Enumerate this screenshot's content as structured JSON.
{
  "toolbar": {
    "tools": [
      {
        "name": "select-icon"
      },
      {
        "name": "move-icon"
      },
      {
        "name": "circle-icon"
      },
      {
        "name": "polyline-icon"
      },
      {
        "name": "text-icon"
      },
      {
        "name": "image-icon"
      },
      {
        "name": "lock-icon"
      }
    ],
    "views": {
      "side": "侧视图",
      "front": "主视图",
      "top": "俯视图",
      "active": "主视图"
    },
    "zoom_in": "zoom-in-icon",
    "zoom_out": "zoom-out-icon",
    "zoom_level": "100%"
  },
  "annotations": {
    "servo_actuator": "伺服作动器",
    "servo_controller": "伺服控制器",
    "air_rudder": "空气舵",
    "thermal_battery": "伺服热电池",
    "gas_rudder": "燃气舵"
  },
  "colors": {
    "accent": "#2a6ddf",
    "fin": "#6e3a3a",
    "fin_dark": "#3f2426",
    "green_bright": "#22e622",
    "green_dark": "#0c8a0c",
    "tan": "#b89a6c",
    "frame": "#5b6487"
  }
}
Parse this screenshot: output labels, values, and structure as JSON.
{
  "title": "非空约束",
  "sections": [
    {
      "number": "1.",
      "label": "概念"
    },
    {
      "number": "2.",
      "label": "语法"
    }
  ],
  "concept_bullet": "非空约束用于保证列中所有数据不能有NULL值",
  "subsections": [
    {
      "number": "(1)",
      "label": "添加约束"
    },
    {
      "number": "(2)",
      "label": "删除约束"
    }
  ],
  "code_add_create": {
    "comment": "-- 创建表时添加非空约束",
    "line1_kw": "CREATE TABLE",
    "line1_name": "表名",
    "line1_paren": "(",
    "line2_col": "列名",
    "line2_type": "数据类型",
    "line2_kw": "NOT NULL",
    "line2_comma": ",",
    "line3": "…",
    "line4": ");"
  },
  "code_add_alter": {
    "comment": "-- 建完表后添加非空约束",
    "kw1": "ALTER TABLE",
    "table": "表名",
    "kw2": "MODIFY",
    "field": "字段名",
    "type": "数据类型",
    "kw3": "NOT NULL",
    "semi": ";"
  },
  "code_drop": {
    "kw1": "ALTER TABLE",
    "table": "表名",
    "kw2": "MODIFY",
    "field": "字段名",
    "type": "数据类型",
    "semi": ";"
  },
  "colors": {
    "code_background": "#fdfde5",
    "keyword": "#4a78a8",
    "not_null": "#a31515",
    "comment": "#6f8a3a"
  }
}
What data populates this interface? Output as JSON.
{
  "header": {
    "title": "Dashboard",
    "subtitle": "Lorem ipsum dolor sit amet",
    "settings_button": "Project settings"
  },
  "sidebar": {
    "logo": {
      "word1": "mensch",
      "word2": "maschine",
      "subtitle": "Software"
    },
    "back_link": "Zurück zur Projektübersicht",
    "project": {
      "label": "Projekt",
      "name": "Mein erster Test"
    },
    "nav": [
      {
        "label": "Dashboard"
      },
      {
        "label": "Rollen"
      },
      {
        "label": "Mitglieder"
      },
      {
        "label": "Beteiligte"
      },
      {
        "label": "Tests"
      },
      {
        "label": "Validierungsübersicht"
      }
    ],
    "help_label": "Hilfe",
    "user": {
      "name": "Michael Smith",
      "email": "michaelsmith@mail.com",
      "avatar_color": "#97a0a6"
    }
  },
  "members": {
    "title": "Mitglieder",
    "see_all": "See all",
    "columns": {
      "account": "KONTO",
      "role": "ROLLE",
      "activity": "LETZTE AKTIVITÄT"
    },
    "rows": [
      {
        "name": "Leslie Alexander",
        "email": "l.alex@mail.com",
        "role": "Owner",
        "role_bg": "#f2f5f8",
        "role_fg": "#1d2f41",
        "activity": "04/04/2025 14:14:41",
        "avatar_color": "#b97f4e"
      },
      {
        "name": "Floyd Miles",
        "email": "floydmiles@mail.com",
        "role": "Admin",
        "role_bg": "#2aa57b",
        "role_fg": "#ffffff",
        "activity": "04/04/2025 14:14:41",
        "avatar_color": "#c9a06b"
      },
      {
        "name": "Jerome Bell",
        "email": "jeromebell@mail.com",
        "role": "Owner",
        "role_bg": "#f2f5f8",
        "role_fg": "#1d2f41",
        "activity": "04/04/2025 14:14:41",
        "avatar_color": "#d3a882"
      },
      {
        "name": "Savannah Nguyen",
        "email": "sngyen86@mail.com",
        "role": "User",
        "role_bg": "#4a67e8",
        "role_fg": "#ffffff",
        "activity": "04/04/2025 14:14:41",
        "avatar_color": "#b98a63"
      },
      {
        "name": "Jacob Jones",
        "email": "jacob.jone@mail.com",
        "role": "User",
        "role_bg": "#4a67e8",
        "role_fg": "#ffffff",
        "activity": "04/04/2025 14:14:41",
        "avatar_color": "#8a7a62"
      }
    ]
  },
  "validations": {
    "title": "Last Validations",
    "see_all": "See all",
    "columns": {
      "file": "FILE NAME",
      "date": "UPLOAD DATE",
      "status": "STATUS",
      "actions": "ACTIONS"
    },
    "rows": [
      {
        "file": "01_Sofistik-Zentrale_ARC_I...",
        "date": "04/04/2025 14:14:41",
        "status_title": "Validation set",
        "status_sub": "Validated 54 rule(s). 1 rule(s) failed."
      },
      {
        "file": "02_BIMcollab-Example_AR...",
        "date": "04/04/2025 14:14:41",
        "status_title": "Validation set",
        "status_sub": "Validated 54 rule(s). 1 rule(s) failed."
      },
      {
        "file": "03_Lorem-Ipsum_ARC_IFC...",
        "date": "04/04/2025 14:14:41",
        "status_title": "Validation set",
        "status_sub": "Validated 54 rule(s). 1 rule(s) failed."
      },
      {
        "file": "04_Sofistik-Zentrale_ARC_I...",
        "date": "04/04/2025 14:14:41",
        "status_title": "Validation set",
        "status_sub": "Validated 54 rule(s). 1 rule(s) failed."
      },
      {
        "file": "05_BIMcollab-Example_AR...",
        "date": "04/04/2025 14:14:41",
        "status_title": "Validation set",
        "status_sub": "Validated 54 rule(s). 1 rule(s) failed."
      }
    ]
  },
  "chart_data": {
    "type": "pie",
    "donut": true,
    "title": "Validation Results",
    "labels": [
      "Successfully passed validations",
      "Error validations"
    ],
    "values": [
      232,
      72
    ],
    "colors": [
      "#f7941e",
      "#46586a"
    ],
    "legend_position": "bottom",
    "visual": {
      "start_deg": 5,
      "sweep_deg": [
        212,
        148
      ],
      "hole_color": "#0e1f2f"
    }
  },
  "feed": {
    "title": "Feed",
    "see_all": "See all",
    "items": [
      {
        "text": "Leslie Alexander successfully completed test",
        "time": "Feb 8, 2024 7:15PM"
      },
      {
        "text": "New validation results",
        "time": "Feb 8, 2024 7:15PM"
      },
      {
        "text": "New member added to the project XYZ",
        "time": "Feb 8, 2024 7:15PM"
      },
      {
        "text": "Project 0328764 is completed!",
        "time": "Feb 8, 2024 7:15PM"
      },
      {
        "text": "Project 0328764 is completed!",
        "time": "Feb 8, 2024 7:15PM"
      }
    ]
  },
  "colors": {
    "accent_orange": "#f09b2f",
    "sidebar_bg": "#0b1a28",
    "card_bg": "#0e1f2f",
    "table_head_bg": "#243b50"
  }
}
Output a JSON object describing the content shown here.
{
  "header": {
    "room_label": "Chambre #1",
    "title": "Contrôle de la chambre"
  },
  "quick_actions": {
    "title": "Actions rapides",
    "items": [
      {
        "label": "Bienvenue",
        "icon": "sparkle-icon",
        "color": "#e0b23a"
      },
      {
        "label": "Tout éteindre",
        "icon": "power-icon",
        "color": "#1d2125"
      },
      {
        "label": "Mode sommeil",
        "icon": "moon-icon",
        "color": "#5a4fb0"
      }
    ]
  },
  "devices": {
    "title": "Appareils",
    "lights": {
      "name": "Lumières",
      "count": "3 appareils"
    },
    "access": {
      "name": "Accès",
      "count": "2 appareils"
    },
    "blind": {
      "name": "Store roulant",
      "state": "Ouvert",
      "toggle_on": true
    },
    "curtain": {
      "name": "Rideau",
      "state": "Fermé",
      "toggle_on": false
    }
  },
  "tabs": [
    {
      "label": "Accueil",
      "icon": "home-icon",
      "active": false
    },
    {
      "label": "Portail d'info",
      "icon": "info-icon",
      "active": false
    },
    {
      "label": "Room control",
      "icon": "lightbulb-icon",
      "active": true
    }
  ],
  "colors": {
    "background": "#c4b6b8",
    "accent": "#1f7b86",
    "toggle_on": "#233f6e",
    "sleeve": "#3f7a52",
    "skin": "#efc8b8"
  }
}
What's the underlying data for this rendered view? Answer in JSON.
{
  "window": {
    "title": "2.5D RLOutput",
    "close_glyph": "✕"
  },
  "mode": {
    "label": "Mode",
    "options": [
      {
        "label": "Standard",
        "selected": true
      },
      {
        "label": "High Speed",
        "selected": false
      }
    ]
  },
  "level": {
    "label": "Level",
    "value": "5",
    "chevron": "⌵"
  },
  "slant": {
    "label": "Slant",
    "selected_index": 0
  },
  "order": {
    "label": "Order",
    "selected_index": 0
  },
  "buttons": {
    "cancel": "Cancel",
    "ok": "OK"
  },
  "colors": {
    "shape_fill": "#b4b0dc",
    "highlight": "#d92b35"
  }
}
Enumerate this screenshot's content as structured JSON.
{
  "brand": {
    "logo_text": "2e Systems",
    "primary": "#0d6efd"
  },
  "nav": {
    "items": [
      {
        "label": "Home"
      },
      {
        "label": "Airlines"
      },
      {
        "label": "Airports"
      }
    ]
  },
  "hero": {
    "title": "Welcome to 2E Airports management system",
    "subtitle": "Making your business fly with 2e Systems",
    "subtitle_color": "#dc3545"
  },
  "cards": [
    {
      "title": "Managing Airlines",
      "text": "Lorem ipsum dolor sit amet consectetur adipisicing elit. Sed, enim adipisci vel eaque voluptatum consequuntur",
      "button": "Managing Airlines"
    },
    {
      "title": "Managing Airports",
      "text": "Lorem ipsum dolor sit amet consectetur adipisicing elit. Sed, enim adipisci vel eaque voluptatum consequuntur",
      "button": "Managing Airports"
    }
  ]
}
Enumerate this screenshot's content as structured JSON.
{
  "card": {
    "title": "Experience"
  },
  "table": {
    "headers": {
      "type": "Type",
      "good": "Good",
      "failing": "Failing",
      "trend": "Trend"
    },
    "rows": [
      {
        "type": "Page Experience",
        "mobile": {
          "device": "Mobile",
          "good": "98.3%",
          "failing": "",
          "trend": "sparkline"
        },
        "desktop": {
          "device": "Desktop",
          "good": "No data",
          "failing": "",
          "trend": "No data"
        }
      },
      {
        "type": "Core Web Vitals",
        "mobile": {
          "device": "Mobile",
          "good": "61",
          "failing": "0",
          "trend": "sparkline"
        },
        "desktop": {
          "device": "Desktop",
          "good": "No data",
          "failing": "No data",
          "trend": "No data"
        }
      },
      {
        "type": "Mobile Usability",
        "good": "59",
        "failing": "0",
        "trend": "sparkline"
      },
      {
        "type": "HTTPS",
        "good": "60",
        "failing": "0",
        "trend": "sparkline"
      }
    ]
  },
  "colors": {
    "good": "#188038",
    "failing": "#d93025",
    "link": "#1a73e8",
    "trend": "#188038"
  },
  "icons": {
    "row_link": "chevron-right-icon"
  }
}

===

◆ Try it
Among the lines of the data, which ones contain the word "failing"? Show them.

◆ Solution for this task
      "failing": "Failing",
          "failing": "",
          "failing": "",
          "failing": "0",
          "failing": "No data",
        "failing": "0",
        "failing": "0",
    "failing": "#d93025",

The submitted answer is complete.